** What is needed **
Write out the entire listing exactly, so that each line matches the original.

··· Given data

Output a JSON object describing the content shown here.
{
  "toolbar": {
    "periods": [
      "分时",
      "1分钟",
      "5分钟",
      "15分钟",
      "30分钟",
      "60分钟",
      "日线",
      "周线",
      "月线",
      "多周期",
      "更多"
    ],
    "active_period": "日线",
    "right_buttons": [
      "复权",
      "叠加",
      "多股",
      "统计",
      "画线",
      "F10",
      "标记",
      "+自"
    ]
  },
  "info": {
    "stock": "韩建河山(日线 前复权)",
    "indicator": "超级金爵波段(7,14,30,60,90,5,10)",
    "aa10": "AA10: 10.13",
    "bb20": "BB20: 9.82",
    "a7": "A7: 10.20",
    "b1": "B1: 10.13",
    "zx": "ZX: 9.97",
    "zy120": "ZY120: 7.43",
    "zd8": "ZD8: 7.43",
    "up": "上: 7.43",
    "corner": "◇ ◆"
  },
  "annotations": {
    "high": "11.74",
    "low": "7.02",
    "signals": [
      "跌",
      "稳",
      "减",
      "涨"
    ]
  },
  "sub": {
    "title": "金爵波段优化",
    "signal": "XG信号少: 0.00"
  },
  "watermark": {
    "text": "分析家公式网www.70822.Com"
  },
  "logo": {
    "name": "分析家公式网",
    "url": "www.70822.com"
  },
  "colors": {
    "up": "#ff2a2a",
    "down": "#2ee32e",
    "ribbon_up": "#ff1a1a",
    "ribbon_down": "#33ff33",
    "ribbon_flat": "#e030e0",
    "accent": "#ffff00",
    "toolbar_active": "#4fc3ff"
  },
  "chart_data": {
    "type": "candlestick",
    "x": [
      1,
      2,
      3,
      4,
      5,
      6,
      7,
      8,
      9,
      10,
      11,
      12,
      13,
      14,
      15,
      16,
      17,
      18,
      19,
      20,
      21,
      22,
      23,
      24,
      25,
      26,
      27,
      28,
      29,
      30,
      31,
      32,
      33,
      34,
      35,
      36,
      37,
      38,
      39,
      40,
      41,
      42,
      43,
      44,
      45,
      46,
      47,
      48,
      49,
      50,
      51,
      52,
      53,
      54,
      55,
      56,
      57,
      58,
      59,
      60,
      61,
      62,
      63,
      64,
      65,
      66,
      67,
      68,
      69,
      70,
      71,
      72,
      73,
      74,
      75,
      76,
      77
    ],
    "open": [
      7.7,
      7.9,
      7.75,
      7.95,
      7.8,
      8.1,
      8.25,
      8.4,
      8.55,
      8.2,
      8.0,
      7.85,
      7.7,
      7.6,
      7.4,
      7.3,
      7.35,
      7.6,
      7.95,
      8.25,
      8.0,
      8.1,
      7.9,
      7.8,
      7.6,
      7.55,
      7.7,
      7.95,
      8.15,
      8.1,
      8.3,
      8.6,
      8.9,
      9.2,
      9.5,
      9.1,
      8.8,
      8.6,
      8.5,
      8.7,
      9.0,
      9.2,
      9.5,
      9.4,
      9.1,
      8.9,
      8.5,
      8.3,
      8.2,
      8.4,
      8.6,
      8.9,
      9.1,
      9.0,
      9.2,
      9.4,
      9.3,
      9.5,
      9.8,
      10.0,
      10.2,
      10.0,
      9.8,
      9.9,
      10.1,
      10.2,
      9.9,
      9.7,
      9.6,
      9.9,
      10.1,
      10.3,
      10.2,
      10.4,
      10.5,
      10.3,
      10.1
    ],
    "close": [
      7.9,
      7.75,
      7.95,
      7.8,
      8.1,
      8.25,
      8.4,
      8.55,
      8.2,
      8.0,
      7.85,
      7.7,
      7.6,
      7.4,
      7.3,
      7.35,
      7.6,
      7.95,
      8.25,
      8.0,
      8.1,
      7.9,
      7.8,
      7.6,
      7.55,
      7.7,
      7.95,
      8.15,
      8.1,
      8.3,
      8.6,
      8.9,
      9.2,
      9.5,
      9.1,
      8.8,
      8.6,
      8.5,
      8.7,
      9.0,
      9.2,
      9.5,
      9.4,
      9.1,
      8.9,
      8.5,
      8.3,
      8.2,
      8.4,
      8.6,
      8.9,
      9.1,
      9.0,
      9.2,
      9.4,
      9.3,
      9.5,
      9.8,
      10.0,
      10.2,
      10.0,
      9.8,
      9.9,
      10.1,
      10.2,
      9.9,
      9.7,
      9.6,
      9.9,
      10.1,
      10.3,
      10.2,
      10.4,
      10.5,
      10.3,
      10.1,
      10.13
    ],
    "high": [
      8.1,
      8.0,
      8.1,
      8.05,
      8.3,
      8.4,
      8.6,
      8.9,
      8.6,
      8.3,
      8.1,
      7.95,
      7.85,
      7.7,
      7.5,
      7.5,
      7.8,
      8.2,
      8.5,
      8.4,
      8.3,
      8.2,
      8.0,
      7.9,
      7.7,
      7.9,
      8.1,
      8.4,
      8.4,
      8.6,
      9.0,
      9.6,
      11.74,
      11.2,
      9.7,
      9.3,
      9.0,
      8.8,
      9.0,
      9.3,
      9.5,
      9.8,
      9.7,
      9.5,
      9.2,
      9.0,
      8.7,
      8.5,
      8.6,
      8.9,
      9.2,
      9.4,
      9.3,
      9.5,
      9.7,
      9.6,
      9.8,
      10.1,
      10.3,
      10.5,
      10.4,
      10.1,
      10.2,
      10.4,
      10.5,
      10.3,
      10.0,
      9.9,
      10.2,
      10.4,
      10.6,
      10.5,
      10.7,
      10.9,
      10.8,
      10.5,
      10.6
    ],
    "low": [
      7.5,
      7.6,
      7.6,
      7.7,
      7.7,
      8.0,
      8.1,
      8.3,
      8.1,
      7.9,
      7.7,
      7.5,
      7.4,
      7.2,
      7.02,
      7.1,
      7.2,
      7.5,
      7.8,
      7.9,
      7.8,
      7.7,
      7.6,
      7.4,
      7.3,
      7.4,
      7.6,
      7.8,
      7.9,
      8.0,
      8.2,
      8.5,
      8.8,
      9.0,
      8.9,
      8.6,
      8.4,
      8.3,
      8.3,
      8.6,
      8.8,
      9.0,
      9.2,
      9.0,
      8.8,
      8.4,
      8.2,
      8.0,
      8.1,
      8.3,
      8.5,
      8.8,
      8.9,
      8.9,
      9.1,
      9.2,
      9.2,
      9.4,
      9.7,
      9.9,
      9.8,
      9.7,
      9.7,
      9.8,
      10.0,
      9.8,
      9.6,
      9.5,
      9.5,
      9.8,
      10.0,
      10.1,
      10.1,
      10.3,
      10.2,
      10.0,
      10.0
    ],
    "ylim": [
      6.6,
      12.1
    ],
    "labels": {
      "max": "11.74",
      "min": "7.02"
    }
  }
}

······

** Answer section **
Output a JSON object describing the content shown here.
{
  "toolbar": {
    "periods": [
      "分时",
      "1分钟",
      "5分钟",
      "15分钟",
      "30分钟",
      "60分钟",
      "日线",
      "周线",
      "月线",
      "多周期",
      "更多"
    ],
    "active_period": "日线",
    "right_buttons": [
      "复权",
      "叠加",
      "多股",
      "统计",
      "画线",
      "F10",
      "标记",
      "+自"
    ]
  },
  "info": {
    "stock": "韩建河山(日线 前复权)",
    "indicator": "超级金爵波段(7,14,30,60,90,5,10)",
    "aa10": "AA10: 10.13",
    "bb20": "BB20: 9.82",
    "a7": "A7: 10.20",
    "b1": "B1: 10.13",
    "zx": "ZX: 9.97",
    "zy120": "ZY120: 7.43",
    "zd8": "ZD8: 7.43",
    "up": "上: 7.43",
    "corner": "◇ ◆"
  },
  "annotations": {
    "high": "11.74",
    "low": "7.02",
    "signals": [
      "跌",
      "稳",
      "减",
      "涨"
    ]
  },
  "sub": {
    "title": "金爵波段优化",
    "signal": "XG信号少: 0.00"
  },
  "watermark": {
    "text": "分析家公式网www.70822.Com"
  },
  "logo": {
    "name": "分析家公式网",
    "url": "www.70822.com"
  },
  "colors": {
    "up": "#ff2a2a",
    "down": "#2ee32e",
    "ribbon_up": "#ff1a1a",
    "ribbon_down": "#33ff33",
    "ribbon_flat": "#e030e0",
    "accent": "#ffff00",
    "toolbar_active": "#4fc3ff"
  },
  "chart_data": {
    "type": "candlestick",
    "x": [
      1,
      2,
      3,
      4,
      5,
      6,
      7,
      8,
      9,
      10,
      11,
      12,
      13,
      14,
      15,
      16,
      17,
      18,
      19,
      20,
      21,
      22,
      23,
      24,
      25,
      26,
      27,
      28,
      29,
      30,
      31,
      32,
      33,
      34,
      35,
      36,
      37,
      38,
      39,
      40,
      41,
      42,
      43,
      44,
      45,
      46,
      47,
      48,
      49,
      50,
      51,
      52,
      53,
      54,
      55,
      56,
      57,
      58,
      59,
      60,
      61,
      62,
      63,
      64,
      65,
      66,
      67,
      68,
      69,
      70,
      71,
      72,
      73,
      74,
      75,
      76,
      77
    ],
    "open": [
      7.7,
      7.9,
      7.75,
      7.95,
      7.8,
      8.1,
      8.25,
      8.4,
      8.55,
      8.2,
      8.0,
      7.85,
      7.7,
      7.6,
      7.4,
      7.3,
      7.35,
      7.6,
      7.95,
      8.25,
      8.0,
      8.1,
      7.9,
      7.8,
      7.6,
      7.55,
      7.7,
      7.95,
      8.15,
      8.1,
      8.3,
      8.6,
      8.9,
      9.2,
      9.5,
      9.1,
      8.8,
      8.6,
      8.5,
      8.7,
      9.0,
      9.2,
      9.5,
      9.4,
      9.1,
      8.9,
      8.5,
      8.3,
      8.2,
      8.4,
      8.6,
      8.9,
      9.1,
      9.0,
      9.2,
      9.4,
      9.3,
      9.5,
      9.8,
      10.0,
      10.2,
      10.0,
      9.8,
      9.9,
      10.1,
      10.2,
      9.9,
      9.7,
      9.6,
      9.9,
      10.1,
      10.3,
      10.2,
      10.4,
      10.5,
      10.3,
      10.1
    ],
    "close": [
      7.9,
      7.75,
      7.95,
      7.8,
      8.1,
      8.25,
      8.4,
      8.55,
      8.2,
      8.0,
      7.85,
      7.7,
      7.6,
      7.4,
      7.3,
      7.35,
      7.6,
      7.95,
      8.25,
      8.0,
      8.1,
      7.9,
      7.8,
      7.6,
      7.55,
      7.7,
      7.95,
      8.15,
      8.1,
      8.3,
      8.6,
      8.9,
      9.2,
      9.5,
      9.1,
      8.8,
      8.6,
      8.5,
      8.7,
      9.0,
      9.2,
      9.5,
      9.4,
      9.1,
      8.9,
      8.5,
      8.3,
      8.2,
      8.4,
      8.6,
      8.9,
      9.1,
      9.0,
      9.2,
      9.4,
      9.3,
      9.5,
      9.8,
      10.0,
      10.2,
      10.0,
      9.8,
      9.9,
      10.1,
      10.2,
      9.9,
      9.7,
      9.6,
      9.9,
      10.1,
      10.3,
      10.2,
      10.4,
      10.5,
      10.3,
      10.1,
      10.13
    ],
    "high": [
      8.1,
      8.0,
      8.1,
      8.05,
      8.3,
      8.4,
      8.6,
      8.9,
      8.6,
      8.3,
      8.1,
      7.95,
      7.85,
      7.7,
      7.5,
      7.5,
      7.8,
      8.2,
      8.5,
      8.4,
      8.3,
      8.2,
      8.0,
      7.9,
      7.7,
      7.9,
      8.1,
      8.4,
      8.4,
      8.6,
      9.0,
      9.6,
      11.74,
      11.2,
      9.7,
      9.3,
      9.0,
      8.8,
      9.0,
      9.3,
      9.5,
      9.8,
      9.7,
      9.5,
      9.2,
      9.0,
      8.7,
      8.5,
      8.6,
      8.9,
      9.2,
      9.4,
      9.3,
      9.5,
      9.7,
      9.6,
      9.8,
      10.1,
      10.3,
      10.5,
      10.4,
      10.1,
      10.2,
      10.4,
      10.5,
      10.3,
      10.0,
      9.9,
      10.2,
      10.4,
      10.6,
      10.5,
      10.7,
      10.9,
      10.8,
      10.5,
      10.6
    ],
    "low": [
      7.5,
      7.6,
      7.6,
      7.7,
      7.7,
      8.0,
      8.1,
      8.3,
      8.1,
      7.9,
      7.7,
      7.5,
      7.4,
      7.2,
      7.02,
      7.1,
      7.2,
      7.5,
      7.8,
      7.9,
      7.8,
      7.7,
      7.6,
      7.4,
      7.3,
      7.4,
      7.6,
      7.8,
      7.9,
      8.0,
      8.2,
      8.5,
      8.8,
      9.0,
      8.9,
      8.6,
      8.4,
      8.3,
      8.3,
      8.6,
      8.8,
      9.0,
      9.2,
      9.0,
      8.8,
      8.4,
      8.2,
      8.0,
      8.1,
      8.3,
      8.5,
      8.8,
      8.9,
      8.9,
      9.1,
      9.2,
      9.2,
      9.4,
      9.7,
      9.9,
      9.8,
      9.7,
      9.7,
      9.8,
      10.0,
      9.8,
      9.6,
      9.5,
      9.5,
      9.8,
      10.0,
      10.1,
      10.1,
      10.3,
      10.2,
      10.0,
      10.0
    ],
    "ylim": [
      6.6,
      12.1
    ],
    "labels": {
      "max": "11.74",
      "min": "7.02"
    }
  }
}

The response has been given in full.